I’ve been painting my flat which has rather taken me away from writing. I picked out muted kind of pistacchio green, a little paler than a good gelato, for the walls and think it looks fab. There’s a persian rug on the floor, with a dark wine like colour pattern, not exactly wine, more of a dark blood shade perhaps. The two colours look surprisingly good together and better than they sound since running through my head and maybe yours too is the maxim ‘red and green should never be seen’. If you’re a designer (or google ‘colour theory’) however, you’ll know red and green are complementary.
This got me to thinking that maybe it’s the maxim itself that creates a reality – as far as anything so subjective as colour choice can be ‘real.’* It is just a silly little rhyme but it takes the aphorism beyond the merits of its argument and makes it memorable and is actually quite powerful.
That kind of rhetoric – like the kind that attempts superlatives and questions and other known devices may be easy to spot, and more or less effective depending on how skillfully it’s done. There is another kind though – the kind that tries to pretend it’s not rhetoric and I find that dishonest.
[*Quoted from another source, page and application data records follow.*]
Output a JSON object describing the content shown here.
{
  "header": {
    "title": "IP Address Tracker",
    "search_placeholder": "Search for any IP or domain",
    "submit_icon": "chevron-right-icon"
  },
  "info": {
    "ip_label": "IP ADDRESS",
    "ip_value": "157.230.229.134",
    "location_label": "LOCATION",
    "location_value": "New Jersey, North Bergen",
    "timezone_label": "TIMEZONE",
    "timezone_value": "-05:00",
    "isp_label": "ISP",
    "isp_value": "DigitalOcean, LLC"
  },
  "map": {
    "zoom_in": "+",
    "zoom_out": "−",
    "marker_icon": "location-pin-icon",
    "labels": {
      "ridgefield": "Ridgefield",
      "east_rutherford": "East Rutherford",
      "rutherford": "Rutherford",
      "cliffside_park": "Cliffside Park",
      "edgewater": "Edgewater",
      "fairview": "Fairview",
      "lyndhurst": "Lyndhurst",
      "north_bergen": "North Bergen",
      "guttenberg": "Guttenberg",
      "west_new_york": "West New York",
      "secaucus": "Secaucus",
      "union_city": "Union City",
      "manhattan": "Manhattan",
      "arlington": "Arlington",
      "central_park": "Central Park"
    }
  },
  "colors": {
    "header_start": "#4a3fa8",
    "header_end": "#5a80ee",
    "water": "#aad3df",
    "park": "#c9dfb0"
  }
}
One of the worst offenders I think is academic style. The third person tense, the polysyllabic words, the sentences that run on and on and on for paragraphs. They try so very hard to convey a measured pitch that will suggest to the reader that the argument is balanced and impersonal and grounded in pure reason. As if. This style is no less a naked attempt on the readers’ emotions than that made by the reddest of red tops.
Choosing your words to induce a calm and reflective mood so your reader will nod along is no less rhetorical than lathering them up like the Daily Hate.
*I know, theory dictates that words are somewhat arbitrarily attached to reality and meaning for one person isn’t the same as for another. Do you mind if we skip that argument for now: this is about persuasion, rather than the representation or construction of reality?